If your phone supports it, opt for the six-digit passcode instead of the four-digit one: it is not only two orders of magnitude harder to guess, but also discourages you from using an easy-to-guess passcode like your birth year or the last four digits of your social security number.
Android - Settings -> Security -> Screen Lock.
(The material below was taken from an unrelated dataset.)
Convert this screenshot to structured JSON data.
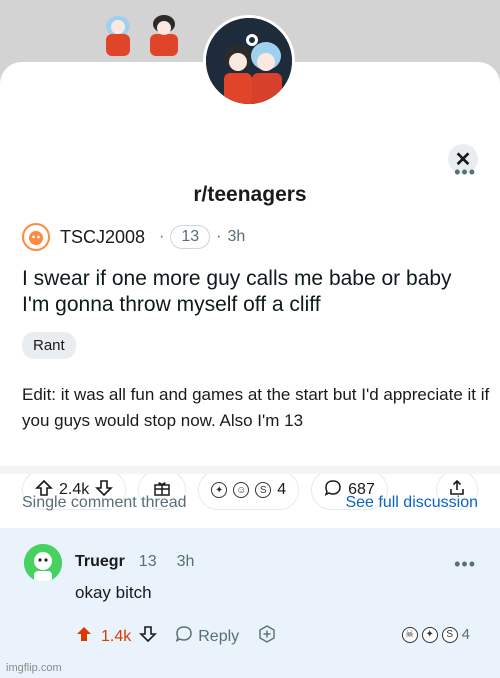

Within this menu you can choose from the possible options: Pattern, PIN, or Password. With Pattern, you will be presented with a grid and asked to draw a shape of your choosing (like, say, a square). With PIN, you will create a numeric PIN from 4-17 digits in length. Finally, if you choose Password, you will create an alphanumeric (i.e. letters and numbers) password. Of those options, Pattern is the least secure, but quickest to do, while the Password option is the most secure, but takes the longest to enter every time. Should you opt to use a PIN, try to use something longer than four digits, and if possible, make it a nonstandard length. Since the length of the PIN is not communicated at all to the end-user, it will be less obvious to someone trying to break into your phone to try seven digits instead of six, etc (Although I hesitate to recommend a nine-digit PIN, if only because you may be tempted to use your Social Security Number, which could be easily guessed).
Android devices running version 5.0 (Lollipop) or above have a feature called Smart Lock, which allows the device to disable the screen lock when it is in a Trusted Location (i.e. your house) or connected via Bluetooth to a Trusted Device (e.g. your car). This can make the screen lock less cumbersome to deal with.
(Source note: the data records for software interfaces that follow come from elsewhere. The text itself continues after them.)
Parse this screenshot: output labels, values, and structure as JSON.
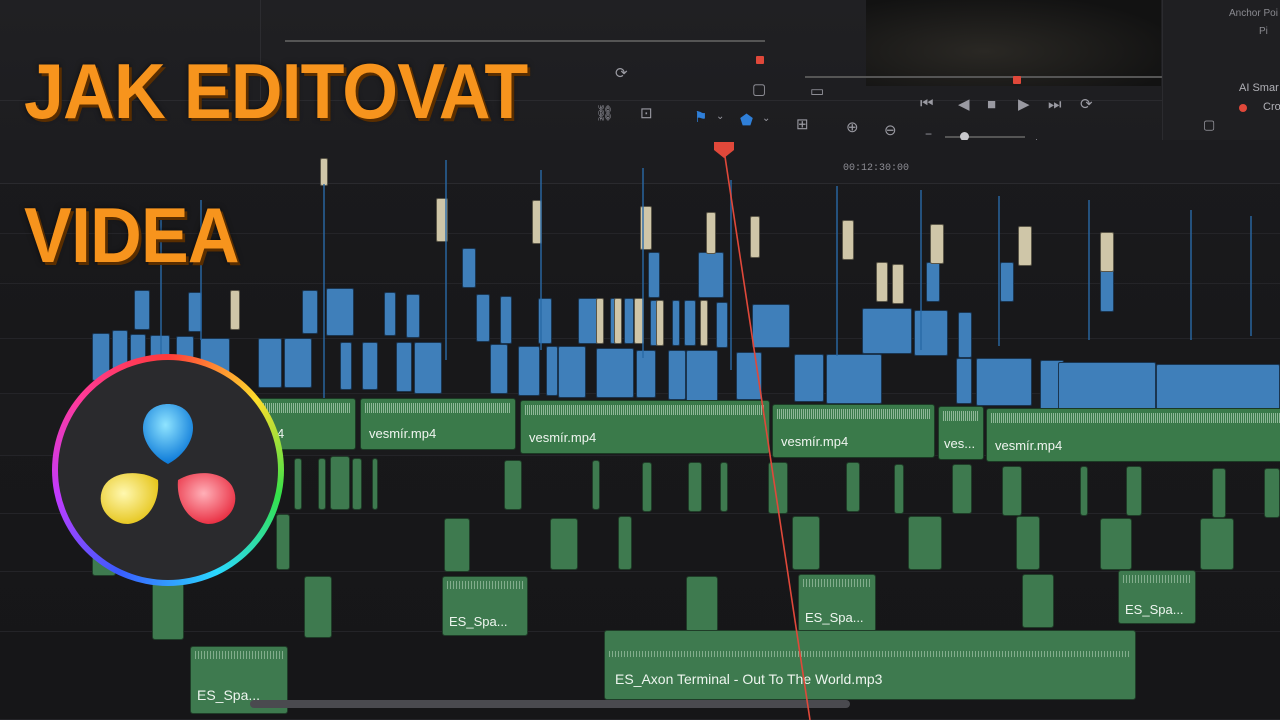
{
  "title": {
    "line1": "JAK EDITOVAT",
    "line2": "VIDEA"
  },
  "inspector": {
    "anchor_label": "Anchor Poi",
    "ai_label": "AI Smar",
    "cr_label": "Cro",
    "pi_label": "Pi"
  },
  "timeline": {
    "timecode": "00:12:30:00",
    "video_clips": [
      {
        "label": "mp4"
      },
      {
        "label": "vesmír.mp4"
      },
      {
        "label": "vesmír.mp4"
      },
      {
        "label": "vesmír.mp4"
      },
      {
        "label": "ves..."
      },
      {
        "label": "vesmír.mp4"
      }
    ],
    "audio_clips": [
      {
        "label": "ES_Spa..."
      },
      {
        "label": "ES_Spa..."
      },
      {
        "label": "ES_Spa..."
      },
      {
        "label": "ES_Spa..."
      },
      {
        "label": "ES_Axon Terminal - Out To The World.mp3"
      }
    ]
  },
  "colors": {
    "title": "#f7941d",
    "clip_blue": "#3f7fba",
    "clip_green": "#3e7a4f",
    "playhead": "#e0483a"
  },
  "icons": [
    "link-icon",
    "lock-icon",
    "flag-icon",
    "marker-icon",
    "zoom-fit-icon",
    "zoom-in-icon",
    "zoom-out-icon",
    "minus-icon",
    "plus-icon",
    "skip-back-icon",
    "play-reverse-icon",
    "stop-icon",
    "play-icon",
    "skip-forward-icon",
    "loop-icon"
  ]
}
Choosing a Good Password
When choosing a password for your lockscreen, whether the password is a numeric PIN or an alphanumeric passcode, there are some DO's and DONT's to follow:
Choose something random. Most people have a random ATM PIN--you can handle memorizing a few digits for a random passcode, too, if need be.
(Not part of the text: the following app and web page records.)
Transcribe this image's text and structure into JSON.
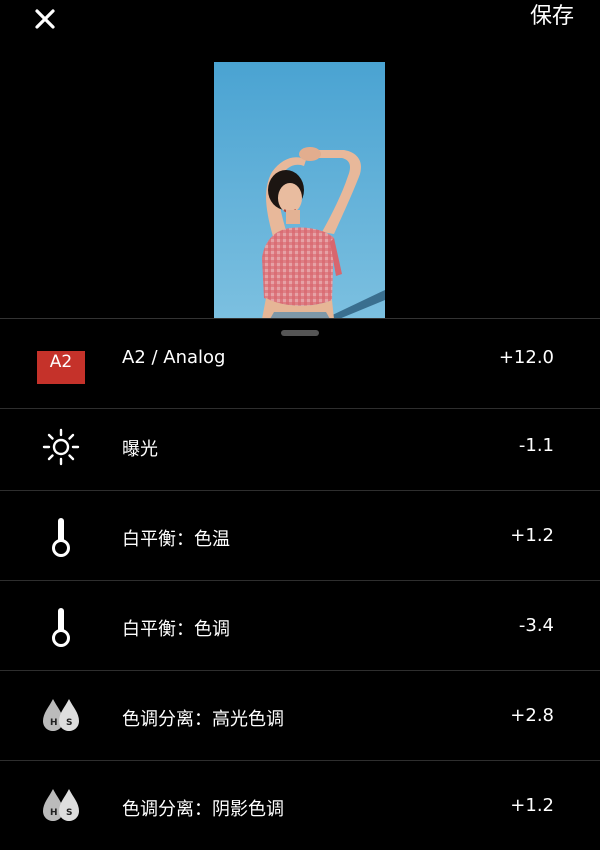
{
  "header": {
    "close_icon": "close-icon",
    "save_label": "保存"
  },
  "preview": {
    "image": "portrait-photo"
  },
  "adjustments": [
    {
      "icon": "a2-badge",
      "badge_text": "A2",
      "label": "A2 / Analog",
      "value": "+12.0"
    },
    {
      "icon": "sun-icon",
      "label": "曝光",
      "value": "-1.1"
    },
    {
      "icon": "thermometer-icon",
      "label": "白平衡：色温",
      "value": "+1.2"
    },
    {
      "icon": "thermometer-icon",
      "label": "白平衡：色调",
      "value": "-3.4"
    },
    {
      "icon": "hs-drops-icon",
      "label": "色调分离：高光色调",
      "value": "+2.8"
    },
    {
      "icon": "hs-drops-icon",
      "label": "色调分离：阴影色调",
      "value": "+1.2"
    }
  ],
  "colors": {
    "background": "#000000",
    "badge": "#c5322a",
    "divider": "#2e2e2e",
    "handle": "#555555"
  }
}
Failing that, choose something you can remember. It does not need to be terribly long just to protect a lockscreen. Both Android and iOS support the feature to have the phone's data automatically wiped after too many failed attempts. That should be sufficient to dissuade thieves from trying to brute-force your password. Find or create something that is memorable to you that can be easily regurgitated: a number embedded in a stupid jingle from your childhood; the production code of your favorite Simpsons episode; the number of times you died your first playthrough of Dark Souls; etc.
If you are using a PIN, choose more than the bare minimum. Instead of four digits in length, go for six, or seven. A longer password provides more entropy .
Use an alphanumeric password on your laptop. Your laptop will have a physical keyboard--there's no reason that you can't come up with something with letters and numbers.
Use a password or PIN that is derived from personal information. This means that a piece of your birth-date , SSN, or mother's maiden name should not be part of your passcode. Your birth-date, your phone number, and your SSN are public knowledge: anyone who cares to pay the nominal fee to look you up can find out your date of birth or your SSN. Your mother's maiden name, as well, is publicly-accessible. Put another way, if you put your birthday or your SSN as the passcode, you are making the identification something you are. It should be something you know.
Use something incredibly long or difficult to enter. If all of your other settings are as recommended, your phone should automatically lock itself very quickly whenever the phone is not in use, meaning you will need to unlock it multiple times a day. If the password is long or frustrating to enter, you will be tempted to turn it off altogether instead of dealing with the inconvenience. While a longer passcode is obviously better, a little security is better than no security.
Use the same passcode across all of your devices. Your laptop should NOT have the same passcode as your phone or your tablet. If one gets compromised, they are now all compromised.